The Pentagon budget which will be released on Thursday reflects a broad attempt to prepare for the threats facing the country after Iraq and Afghanistan in the new era of fiscal austerity, the nation’s top military officers said in an exclusive interview.
Gen. Martin Dempsey, chairman of the Joint Chiefs of Staff, told <i>National Journal</i> that the new budget was not an attempt to discard controversial strategies like the manpower-heavy counterinsurgency used in both Iraq and Afghanistan.

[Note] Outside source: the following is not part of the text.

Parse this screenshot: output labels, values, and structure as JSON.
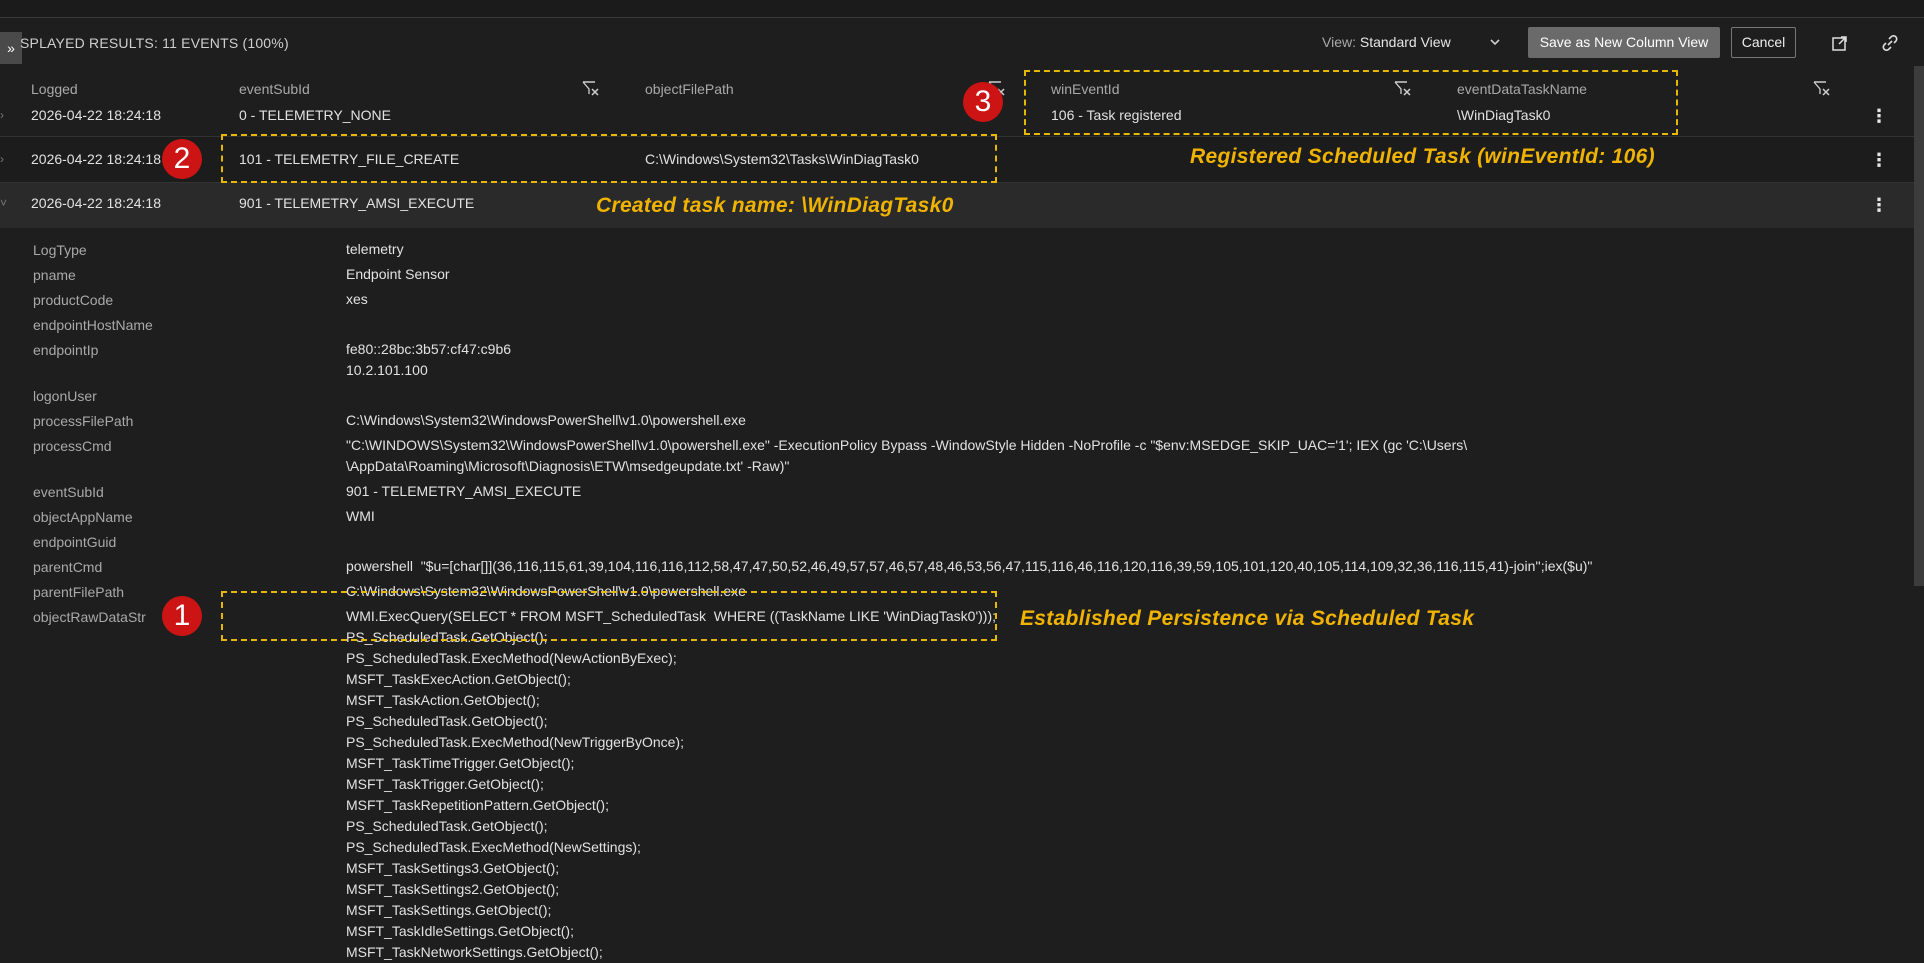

Instead, he said, it was an effort to rebalance the forces so the military can carry out growing numbers of targeted missions, like Tuesday’s Special Operations raid into Somalia, as well as future wars which may bear little resemblance to Iraq and Afghanistan.

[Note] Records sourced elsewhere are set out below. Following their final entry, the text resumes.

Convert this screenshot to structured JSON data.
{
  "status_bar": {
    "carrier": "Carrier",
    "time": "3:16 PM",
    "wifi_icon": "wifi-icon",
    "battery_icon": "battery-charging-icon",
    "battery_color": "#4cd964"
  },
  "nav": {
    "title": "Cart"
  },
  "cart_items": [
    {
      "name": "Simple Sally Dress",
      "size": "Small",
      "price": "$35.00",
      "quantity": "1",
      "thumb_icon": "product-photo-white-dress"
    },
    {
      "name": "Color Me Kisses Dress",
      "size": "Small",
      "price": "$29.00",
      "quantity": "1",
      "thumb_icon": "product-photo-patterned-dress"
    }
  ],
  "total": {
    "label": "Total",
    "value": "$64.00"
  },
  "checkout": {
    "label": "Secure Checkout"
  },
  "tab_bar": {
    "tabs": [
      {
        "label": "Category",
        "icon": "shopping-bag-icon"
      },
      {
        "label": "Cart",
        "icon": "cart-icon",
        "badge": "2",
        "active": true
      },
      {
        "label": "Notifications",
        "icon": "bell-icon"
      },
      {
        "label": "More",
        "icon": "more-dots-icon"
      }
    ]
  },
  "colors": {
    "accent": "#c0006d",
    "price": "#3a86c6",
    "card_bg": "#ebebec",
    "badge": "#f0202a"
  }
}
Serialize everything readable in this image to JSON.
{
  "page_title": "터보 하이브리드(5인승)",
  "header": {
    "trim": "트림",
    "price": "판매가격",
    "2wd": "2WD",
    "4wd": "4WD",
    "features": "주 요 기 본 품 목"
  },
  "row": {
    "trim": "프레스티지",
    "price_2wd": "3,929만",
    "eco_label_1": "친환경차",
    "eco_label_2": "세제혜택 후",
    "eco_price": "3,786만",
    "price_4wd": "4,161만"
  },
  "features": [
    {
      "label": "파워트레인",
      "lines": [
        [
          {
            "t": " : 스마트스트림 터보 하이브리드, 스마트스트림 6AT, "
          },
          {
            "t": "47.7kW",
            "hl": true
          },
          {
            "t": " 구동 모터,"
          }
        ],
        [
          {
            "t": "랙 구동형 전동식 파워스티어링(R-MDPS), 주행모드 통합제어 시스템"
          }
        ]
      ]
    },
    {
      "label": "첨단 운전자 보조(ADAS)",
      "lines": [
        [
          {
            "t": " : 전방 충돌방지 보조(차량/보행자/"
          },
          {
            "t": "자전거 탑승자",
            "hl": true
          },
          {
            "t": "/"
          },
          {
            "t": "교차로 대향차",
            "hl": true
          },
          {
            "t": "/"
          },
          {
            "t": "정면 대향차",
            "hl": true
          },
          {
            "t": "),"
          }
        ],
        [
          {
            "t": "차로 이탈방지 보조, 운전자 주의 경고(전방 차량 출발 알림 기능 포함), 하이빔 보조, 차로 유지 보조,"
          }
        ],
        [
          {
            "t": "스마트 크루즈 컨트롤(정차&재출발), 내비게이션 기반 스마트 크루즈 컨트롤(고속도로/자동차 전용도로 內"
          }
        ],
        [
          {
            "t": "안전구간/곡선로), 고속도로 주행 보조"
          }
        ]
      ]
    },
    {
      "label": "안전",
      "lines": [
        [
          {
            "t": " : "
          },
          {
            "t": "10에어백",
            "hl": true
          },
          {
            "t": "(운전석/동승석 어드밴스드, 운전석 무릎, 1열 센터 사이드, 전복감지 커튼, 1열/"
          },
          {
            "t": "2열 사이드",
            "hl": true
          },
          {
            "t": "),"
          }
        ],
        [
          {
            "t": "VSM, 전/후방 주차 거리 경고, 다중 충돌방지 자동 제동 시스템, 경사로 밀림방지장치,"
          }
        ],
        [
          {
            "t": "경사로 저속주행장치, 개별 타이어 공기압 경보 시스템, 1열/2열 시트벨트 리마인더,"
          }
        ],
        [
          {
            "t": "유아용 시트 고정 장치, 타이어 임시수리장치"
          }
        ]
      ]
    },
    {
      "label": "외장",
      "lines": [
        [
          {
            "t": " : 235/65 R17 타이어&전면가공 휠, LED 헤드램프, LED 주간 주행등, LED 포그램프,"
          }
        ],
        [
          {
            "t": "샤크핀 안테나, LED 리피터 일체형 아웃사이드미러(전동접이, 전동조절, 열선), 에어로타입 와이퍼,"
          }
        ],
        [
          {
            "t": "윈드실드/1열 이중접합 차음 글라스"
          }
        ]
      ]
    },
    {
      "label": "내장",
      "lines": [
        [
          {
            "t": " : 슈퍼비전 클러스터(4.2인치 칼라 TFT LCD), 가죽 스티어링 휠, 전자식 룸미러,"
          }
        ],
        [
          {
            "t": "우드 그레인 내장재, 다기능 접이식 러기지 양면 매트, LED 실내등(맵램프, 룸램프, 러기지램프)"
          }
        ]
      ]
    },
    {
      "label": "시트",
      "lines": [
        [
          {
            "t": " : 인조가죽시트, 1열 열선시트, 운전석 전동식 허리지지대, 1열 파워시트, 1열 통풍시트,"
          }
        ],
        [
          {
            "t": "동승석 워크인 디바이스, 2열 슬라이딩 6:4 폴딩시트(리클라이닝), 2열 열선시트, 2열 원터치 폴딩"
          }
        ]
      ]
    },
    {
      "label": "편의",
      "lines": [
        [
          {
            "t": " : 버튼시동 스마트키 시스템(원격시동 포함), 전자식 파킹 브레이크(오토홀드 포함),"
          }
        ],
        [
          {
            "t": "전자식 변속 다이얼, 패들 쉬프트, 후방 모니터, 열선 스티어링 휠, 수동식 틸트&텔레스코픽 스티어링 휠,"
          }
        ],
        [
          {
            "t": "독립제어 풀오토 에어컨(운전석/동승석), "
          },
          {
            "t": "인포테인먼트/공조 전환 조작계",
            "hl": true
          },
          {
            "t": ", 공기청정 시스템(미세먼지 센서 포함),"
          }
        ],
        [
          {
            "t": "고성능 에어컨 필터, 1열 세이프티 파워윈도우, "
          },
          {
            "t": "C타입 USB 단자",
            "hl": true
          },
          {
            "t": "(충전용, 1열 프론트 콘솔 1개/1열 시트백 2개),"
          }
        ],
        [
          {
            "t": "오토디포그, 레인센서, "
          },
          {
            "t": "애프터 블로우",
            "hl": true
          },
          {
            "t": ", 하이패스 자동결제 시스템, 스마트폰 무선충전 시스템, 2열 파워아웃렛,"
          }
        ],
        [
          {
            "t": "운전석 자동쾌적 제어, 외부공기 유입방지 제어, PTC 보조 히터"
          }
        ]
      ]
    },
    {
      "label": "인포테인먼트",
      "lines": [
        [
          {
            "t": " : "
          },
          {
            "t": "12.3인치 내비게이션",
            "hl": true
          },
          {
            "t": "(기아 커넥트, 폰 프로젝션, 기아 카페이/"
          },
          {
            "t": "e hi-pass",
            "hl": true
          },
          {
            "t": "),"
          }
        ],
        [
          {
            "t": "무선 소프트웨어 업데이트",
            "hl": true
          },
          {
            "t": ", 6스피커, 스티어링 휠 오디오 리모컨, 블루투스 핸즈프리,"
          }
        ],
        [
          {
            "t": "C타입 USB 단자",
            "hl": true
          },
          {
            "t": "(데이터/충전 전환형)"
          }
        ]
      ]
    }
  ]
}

“We’ve got to learn the lessons of the last 10 years of war,” Dempsey said on Thursday. “This isn’t about taking COIN or taking stability ops and putting it on a shelf and saying, ‘Wow, I hope we’re not ever going to have to do that again.’ This is about taking the lessons that we’ve learned and making sure that they permeate.”
Dempsey said the scale down does not mean that the military, writ large, is “tired” of war, though there were “a wide variety of opinions” about the way forward.
The strategy will be reflected in the budget details to be revealed later at the Pentagon by Dempsey and Defense Secretary Leon Panetta, including an expected call to reduce the Army and Marine Corps by more than 100,000 troops. A U.S. official said the budget would also call for increasing drone forces by 30 percent, and growing the nation’s elite special operations forces by 10 percent, from 63,750 this year to 70,000.